As the diagram shows, it is not just storage that is provided by the Cloud. Many of the management services that the VNA and PACS depend upon may also be supplied in the Cloud. Generally it will be the PACS, as the manager of workflow, that consumes these services, not the VNA – especially regarding the Master Patient Index (MPI).
However, while the requirement to talk to the MPI clearly lies with the PACS, the VNA needs to listen to and accept HL7 traffic, so that it can perform such actions as ‘pre-fetch’ and ‘patient merge and update’. In this way, data management and, in particular, data integrity can be maintained by the VNA independently of the overall workflow, which is the province of the PACS.
Sharing of data is another area where the VNA may directly interact with Cloud services. As the VNA receives content, it can register this as available for sharing with a central (possibly XDS) registry. Now, any remote requests through the registry for this content will be serviced directly by the VNA, isolating and removing load from the local PACS.

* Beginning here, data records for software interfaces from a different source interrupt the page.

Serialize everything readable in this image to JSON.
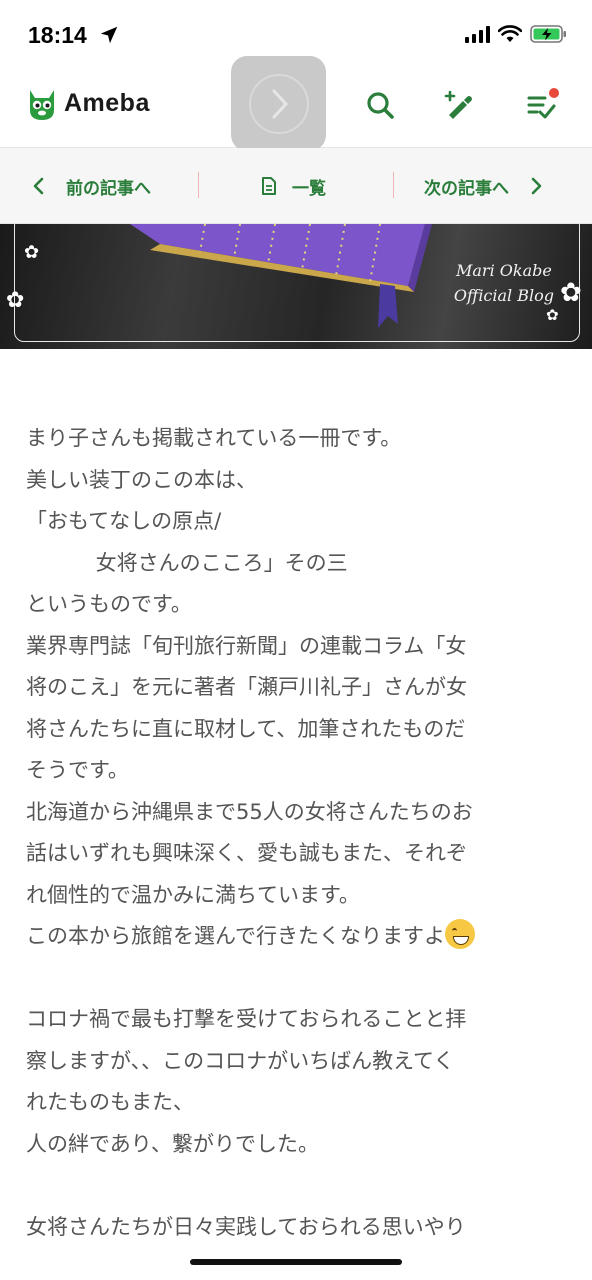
{
  "status_bar": {
    "time": "18:14"
  },
  "header": {
    "logo_text": "Ameba"
  },
  "article_nav": {
    "prev_label": "前の記事へ",
    "list_label": "一覧",
    "next_label": "次の記事へ"
  },
  "banner": {
    "line1": "Mari Okabe",
    "line2": "Official Blog"
  },
  "article": {
    "lines": [
      "まり子さんも掲載されている一冊です。",
      "美しい装丁のこの本は、",
      "「おもてなしの原点/",
      "　　　 女将さんのこころ」その三",
      "というものです。",
      "業界専門誌「旬刊旅行新聞」の連載コラム「女",
      "将のこえ」を元に著者「瀬戸川礼子」さんが女",
      "将さんたちに直に取材して、加筆されたものだ",
      "そうです。",
      "北海道から沖縄県まで55人の女将さんたちのお",
      "話はいずれも興味深く、愛も誠もまた、それぞ",
      "れ個性的で温かみに満ちています。",
      "この本から旅館を選んで行きたくなりますよ",
      "",
      "コロナ禍で最も打撃を受けておられることと拝",
      "察しますが、、このコロナがいちばん教えてく",
      "れたものもまた、",
      "人の絆であり、繋がりでした。",
      "",
      "女将さんたちが日々実践しておられる思いやり"
    ]
  },
  "colors": {
    "brand_green": "#2a7d3a",
    "notification_red": "#e8483a"
  }
}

In this same way, if the local PACS wants remote content, it would query the (XDS) Registry (plus associated MPI lookups), and recall content directly from the remote system’s VNA. The local PACS may subsequently determine to pass this content to its local VNA instance or it may decide that this content should not be retained locally.
During this conversation we will encounter the question “how do I view DICOM content that I didn’t create and I may not understand?”

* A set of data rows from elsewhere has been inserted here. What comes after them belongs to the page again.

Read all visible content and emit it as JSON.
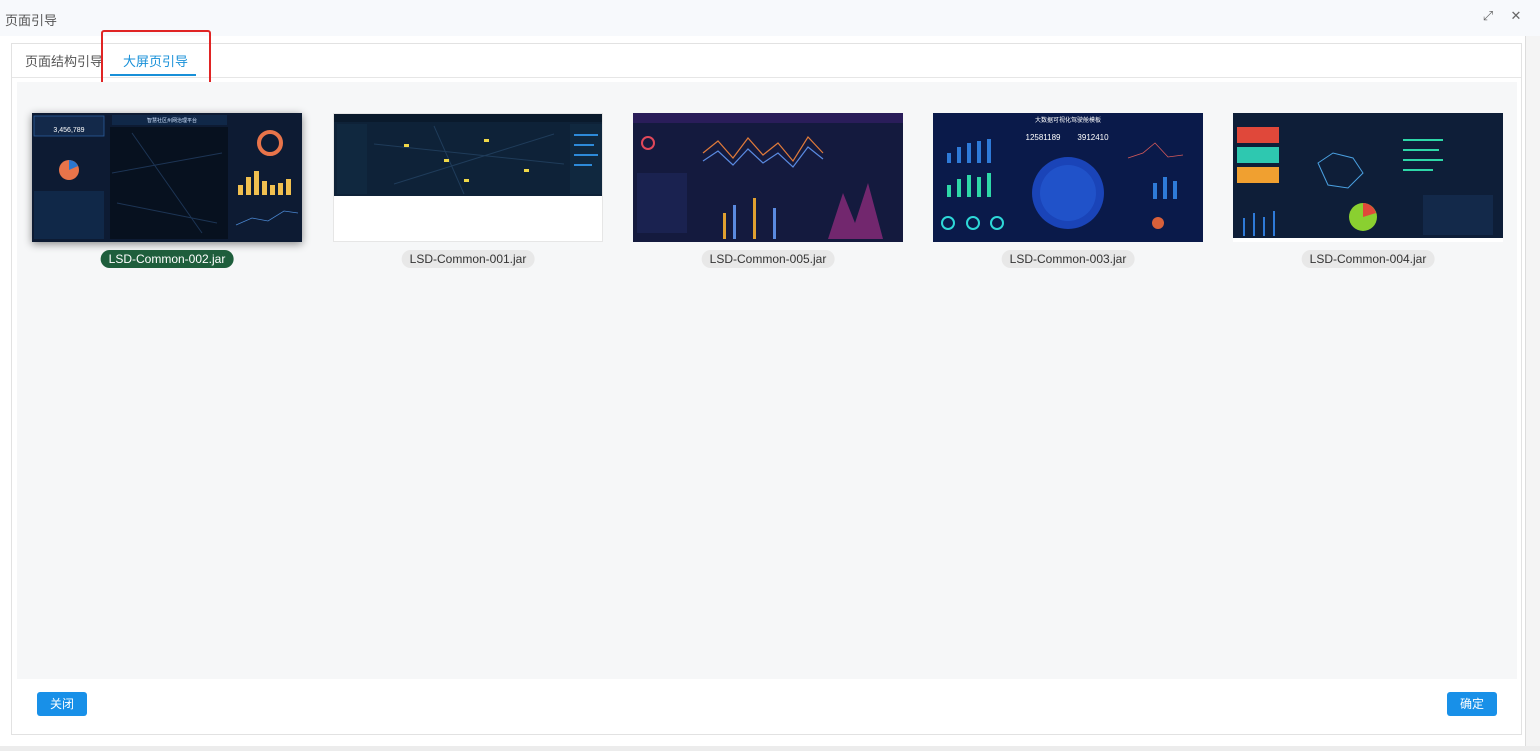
{
  "window": {
    "title": "页面引导"
  },
  "tabs": [
    {
      "label": "页面结构引导",
      "active": false
    },
    {
      "label": "大屏页引导",
      "active": true
    }
  ],
  "cards": [
    {
      "name": "LSD-Common-002.jar",
      "selected": true
    },
    {
      "name": "LSD-Common-001.jar",
      "selected": false
    },
    {
      "name": "LSD-Common-005.jar",
      "selected": false
    },
    {
      "name": "LSD-Common-003.jar",
      "selected": false
    },
    {
      "name": "LSD-Common-004.jar",
      "selected": false
    }
  ],
  "thumbnails": {
    "t1": {
      "title": "智慧社区州网治理平台",
      "stat": "3,456,789"
    },
    "t4": {
      "title": "大数据可视化驾驶舱模板",
      "n1": "12581189",
      "n2": "3912410"
    }
  },
  "footer": {
    "close_label": "关闭",
    "confirm_label": "确定"
  },
  "colors": {
    "accent": "#1890e8",
    "selected_label": "#1e5e3c",
    "highlight": "#e02424"
  },
  "icons": {
    "maximize": "maximize-icon",
    "close": "close-icon"
  }
}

My general view is that in order for the VNA to be successful it should focus on ‘archiving’, not altering or interpreting content – this is what the PACS is already doing. The VNA can offer bi-directional tag morphing, but there are some serious questions that need answering before this is implemented:
The diagram above is very simple, and I would expect that more than one organisation will share a single VNA – likely to be deployed at a city or local county level. Very large hospitals may have the requirement to have their own, but typically we see them offering VNA services out to smaller satellite facilities.

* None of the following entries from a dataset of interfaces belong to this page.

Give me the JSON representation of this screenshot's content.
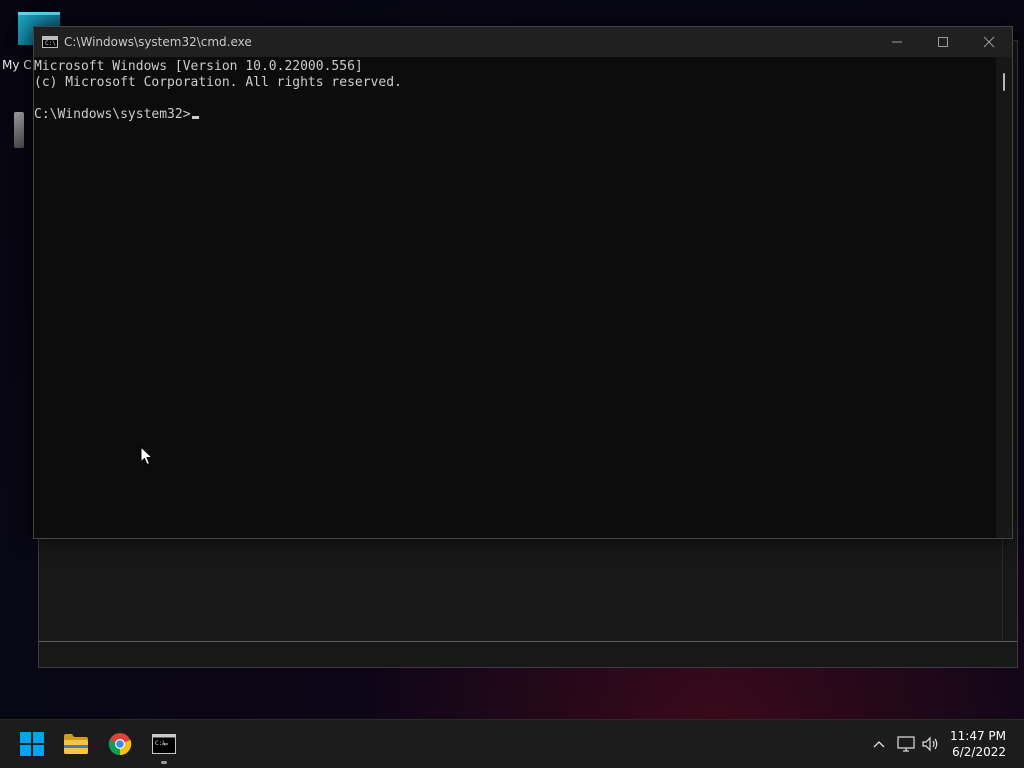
{
  "desktop": {
    "icons": [
      {
        "label": "My C",
        "icon": "computer-icon"
      },
      {
        "label": "",
        "icon": "app-icon"
      }
    ]
  },
  "cmd_window": {
    "title": "C:\\Windows\\system32\\cmd.exe",
    "icon": "cmd-icon",
    "icon_text": "C:\\",
    "buttons": {
      "minimize": "minimize-icon",
      "maximize": "maximize-icon",
      "close": "close-icon"
    },
    "console_lines": [
      "Microsoft Windows [Version 10.0.22000.556]",
      "(c) Microsoft Corporation. All rights reserved.",
      "",
      "C:\\Windows\\system32>"
    ]
  },
  "taskbar": {
    "items": [
      {
        "name": "start",
        "icon": "windows-logo-icon"
      },
      {
        "name": "file-explorer",
        "icon": "folder-icon"
      },
      {
        "name": "chrome",
        "icon": "chrome-icon"
      },
      {
        "name": "command-prompt",
        "icon": "cmd-icon",
        "active": true
      }
    ],
    "tray": {
      "icons": [
        "chevron-up-icon",
        "network-icon",
        "volume-icon"
      ]
    },
    "clock": {
      "time": "11:47 PM",
      "date": "6/2/2022"
    }
  },
  "colors": {
    "console_bg": "#0c0c0c",
    "console_text": "#cccccc",
    "titlebar_bg": "#202020",
    "taskbar_bg": "#1c1c1c",
    "win_blue": "#00a4ef"
  }
}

The important starting point for a VNA deployed in the NHS is that it must start at the local level
In principle, VNA could be deployed as a single, national service but this would reduce the interconnection with the local PACS and it would be hard for the individual trusts to consume this service efficiently.
With the advent of XDS(i), there is little reason for a single national VNA because with the localised approach data is still available nationally, albeit managed and, for the most part, consumed regionally – which, after all, is where 95% of the access will be anyway.
The likelihood is that no single model of VNA will fit every circumstance; each hospital or Trust will have to define a VNA in relation to its needs. There will also be questions to resolve, such as ID, tagging and ownership. However, the present situation, in relation to long-term storage and management of data is, I believe, untenable. The overall effect of the VNA will, therefore, be massively beneficial to the NHS. I have covered a number of aspects of the VNA in these pages but at its simplest, three basic points summarise the benefits the NHS should see from the adoption of VNA:
There is much more detail that is needed when designing a VNA solution for a department, hospital or a region and each organisation may make different decisions. An overall summary of the deployment stages is:
1 BridgeHead defi nes static content as older content that is unlikely to be accessed again and in most cases cannot be altered. Dynamic content would be the opposite to this, and dynamic content often ages and becomes static over time
2 There are instances of trust’s trying to recall large amounts of data from the existing central archive, to recover from failure, but the PACS isn’t able to cope. This is generally caused by many and frequent DICOM timeout issues
3 DVD or tape for example.Generally any storage system that limits the amount of ‘spinning’ the media is required to do when not in direct use